Between May and October you could be ‘in the right place at the right time’ and glimpse the tail of a southern right whale rising from the ocean’s surface, before splashing to the depths below. These whales migrate from the Antarctic to the warmer southern Australian coastal waters to give birth and mate. During this season they fast, and feed again on krill, when they return south.
Keep a watch for osprey plunging feet first into the sea to catch fish. Ospreys are coastal raptors that hunt close to the shore – along cliff lines, in sheltered bays and river estuaries. Each year two to four eggs are laid in September - October in a bulky nest constructed of sticks, on the cliff-top close to here.
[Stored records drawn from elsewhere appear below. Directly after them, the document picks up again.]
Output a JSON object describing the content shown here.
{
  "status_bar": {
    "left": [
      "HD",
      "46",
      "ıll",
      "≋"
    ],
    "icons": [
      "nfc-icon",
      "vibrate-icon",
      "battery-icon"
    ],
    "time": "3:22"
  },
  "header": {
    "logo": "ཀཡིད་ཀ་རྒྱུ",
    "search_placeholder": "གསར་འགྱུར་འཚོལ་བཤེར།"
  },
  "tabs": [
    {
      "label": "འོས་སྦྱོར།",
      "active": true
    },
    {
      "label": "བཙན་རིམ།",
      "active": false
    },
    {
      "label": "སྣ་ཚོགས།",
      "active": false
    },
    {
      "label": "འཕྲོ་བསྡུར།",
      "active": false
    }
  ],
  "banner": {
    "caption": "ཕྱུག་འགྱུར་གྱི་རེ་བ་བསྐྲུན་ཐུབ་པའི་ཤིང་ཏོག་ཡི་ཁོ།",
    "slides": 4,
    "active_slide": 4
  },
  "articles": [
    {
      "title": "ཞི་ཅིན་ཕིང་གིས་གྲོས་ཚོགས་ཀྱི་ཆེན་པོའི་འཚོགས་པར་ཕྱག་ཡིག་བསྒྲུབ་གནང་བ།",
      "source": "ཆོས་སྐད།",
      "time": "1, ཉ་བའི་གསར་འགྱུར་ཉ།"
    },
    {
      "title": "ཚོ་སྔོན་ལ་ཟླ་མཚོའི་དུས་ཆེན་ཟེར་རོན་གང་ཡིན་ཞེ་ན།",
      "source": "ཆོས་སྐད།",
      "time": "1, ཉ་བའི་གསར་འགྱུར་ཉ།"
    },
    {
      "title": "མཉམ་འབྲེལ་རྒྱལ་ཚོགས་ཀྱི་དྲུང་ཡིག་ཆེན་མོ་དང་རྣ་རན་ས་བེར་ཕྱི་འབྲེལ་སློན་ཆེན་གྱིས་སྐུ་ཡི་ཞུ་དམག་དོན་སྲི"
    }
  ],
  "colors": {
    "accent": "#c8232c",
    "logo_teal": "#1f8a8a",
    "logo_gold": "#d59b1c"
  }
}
The osprey is listed as a ‘vulnerable’ species. In spring and summer both eggs and chicks are at threat from inquisitive people. Eggs can die in the cold air if the incubating parent is forced to leave the nest. Once hatched, chicks are less likely to be fed if the parents or nest are disturbed.
There are many other birds which frequent this area, keep an eye out for the rock parrot, ruddy turnstone, sooty oystercatcher, australasian gannet, hooded plover and the crested tern.